=== Given data ===
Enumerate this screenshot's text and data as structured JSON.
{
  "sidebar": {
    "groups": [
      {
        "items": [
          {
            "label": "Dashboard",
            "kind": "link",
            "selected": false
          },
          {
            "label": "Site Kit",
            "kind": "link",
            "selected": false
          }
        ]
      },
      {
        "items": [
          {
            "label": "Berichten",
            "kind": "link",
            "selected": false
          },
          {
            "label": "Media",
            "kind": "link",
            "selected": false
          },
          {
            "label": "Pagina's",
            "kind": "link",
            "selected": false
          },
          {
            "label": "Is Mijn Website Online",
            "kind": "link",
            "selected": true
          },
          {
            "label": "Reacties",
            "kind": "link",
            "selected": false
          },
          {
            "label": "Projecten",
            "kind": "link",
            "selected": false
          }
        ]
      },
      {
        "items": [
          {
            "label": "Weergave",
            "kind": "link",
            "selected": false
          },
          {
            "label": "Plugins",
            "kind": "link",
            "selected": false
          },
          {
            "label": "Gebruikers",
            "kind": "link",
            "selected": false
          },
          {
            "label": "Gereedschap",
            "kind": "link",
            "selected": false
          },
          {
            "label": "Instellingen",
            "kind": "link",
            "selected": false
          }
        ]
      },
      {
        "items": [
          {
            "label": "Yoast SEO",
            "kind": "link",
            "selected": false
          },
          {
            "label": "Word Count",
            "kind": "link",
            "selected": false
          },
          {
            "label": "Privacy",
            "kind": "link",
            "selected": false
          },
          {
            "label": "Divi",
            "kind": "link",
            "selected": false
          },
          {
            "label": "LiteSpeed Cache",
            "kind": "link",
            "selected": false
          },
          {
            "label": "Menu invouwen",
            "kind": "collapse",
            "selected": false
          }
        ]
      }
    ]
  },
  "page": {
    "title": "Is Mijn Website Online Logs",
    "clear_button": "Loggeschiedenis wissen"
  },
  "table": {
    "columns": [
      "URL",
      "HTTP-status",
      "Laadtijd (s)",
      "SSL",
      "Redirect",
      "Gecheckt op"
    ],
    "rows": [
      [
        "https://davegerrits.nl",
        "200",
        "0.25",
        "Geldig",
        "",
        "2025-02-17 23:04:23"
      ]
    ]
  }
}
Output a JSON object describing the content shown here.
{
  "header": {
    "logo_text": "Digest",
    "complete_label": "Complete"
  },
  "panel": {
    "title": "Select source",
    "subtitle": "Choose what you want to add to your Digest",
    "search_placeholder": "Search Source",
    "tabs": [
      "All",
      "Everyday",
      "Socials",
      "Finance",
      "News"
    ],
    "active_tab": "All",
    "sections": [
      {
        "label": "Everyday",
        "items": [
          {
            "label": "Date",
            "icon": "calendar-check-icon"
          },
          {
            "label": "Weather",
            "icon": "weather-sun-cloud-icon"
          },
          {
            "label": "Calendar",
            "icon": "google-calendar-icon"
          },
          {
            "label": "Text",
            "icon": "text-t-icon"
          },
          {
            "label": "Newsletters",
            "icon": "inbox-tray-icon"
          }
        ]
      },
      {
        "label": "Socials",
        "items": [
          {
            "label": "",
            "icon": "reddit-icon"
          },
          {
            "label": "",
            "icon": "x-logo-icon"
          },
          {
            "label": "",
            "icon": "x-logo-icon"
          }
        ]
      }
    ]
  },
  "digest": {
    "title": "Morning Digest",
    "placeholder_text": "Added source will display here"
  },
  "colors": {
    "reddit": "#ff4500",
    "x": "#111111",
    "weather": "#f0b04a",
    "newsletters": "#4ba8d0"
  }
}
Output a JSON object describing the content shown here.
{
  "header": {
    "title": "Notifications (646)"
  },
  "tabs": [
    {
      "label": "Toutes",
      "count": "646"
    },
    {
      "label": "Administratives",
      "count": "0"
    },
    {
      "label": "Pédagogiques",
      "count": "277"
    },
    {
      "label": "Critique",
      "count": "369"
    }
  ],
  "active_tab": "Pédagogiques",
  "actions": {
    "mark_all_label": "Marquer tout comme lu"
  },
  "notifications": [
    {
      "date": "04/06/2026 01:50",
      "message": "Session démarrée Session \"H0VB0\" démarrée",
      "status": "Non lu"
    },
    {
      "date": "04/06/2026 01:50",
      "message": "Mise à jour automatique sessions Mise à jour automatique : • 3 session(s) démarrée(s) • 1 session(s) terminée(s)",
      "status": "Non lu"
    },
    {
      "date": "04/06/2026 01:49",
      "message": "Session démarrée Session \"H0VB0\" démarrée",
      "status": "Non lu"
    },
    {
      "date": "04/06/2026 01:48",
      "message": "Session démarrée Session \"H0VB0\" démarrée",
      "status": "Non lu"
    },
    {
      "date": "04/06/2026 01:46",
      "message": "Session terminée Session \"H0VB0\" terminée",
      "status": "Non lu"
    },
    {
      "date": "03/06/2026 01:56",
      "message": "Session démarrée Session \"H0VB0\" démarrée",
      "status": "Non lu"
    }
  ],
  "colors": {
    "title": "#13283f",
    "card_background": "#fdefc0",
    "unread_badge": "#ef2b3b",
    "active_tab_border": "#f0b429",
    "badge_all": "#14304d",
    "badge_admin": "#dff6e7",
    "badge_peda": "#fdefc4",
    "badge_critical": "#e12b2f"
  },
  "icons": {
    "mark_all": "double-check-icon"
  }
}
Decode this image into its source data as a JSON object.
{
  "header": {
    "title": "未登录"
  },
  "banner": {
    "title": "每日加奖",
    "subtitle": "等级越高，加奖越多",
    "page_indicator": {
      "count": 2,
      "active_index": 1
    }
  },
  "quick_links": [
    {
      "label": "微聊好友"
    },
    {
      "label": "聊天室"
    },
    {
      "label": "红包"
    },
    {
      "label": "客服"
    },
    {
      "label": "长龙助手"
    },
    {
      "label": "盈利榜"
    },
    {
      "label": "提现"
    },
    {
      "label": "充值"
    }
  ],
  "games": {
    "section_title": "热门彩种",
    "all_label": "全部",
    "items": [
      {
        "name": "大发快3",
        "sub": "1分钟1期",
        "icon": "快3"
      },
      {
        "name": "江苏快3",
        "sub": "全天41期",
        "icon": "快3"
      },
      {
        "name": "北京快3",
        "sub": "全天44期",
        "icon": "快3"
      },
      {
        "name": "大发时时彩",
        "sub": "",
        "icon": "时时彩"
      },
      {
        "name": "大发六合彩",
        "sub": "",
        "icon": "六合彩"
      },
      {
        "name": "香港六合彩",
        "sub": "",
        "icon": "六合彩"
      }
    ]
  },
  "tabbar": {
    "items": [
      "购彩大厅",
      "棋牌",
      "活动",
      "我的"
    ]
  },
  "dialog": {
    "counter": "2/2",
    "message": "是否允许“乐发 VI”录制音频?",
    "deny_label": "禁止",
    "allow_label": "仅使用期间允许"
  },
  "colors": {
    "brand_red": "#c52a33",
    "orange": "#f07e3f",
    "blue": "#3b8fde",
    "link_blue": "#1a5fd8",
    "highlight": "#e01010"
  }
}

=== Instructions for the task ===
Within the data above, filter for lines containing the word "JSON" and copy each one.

=== Written reply ===
Enumerate this screenshot's text and data as structured JSON.
Output a JSON object describing the content shown here.
Output a JSON object describing the content shown here.
Decode this image into its source data as a JSON object.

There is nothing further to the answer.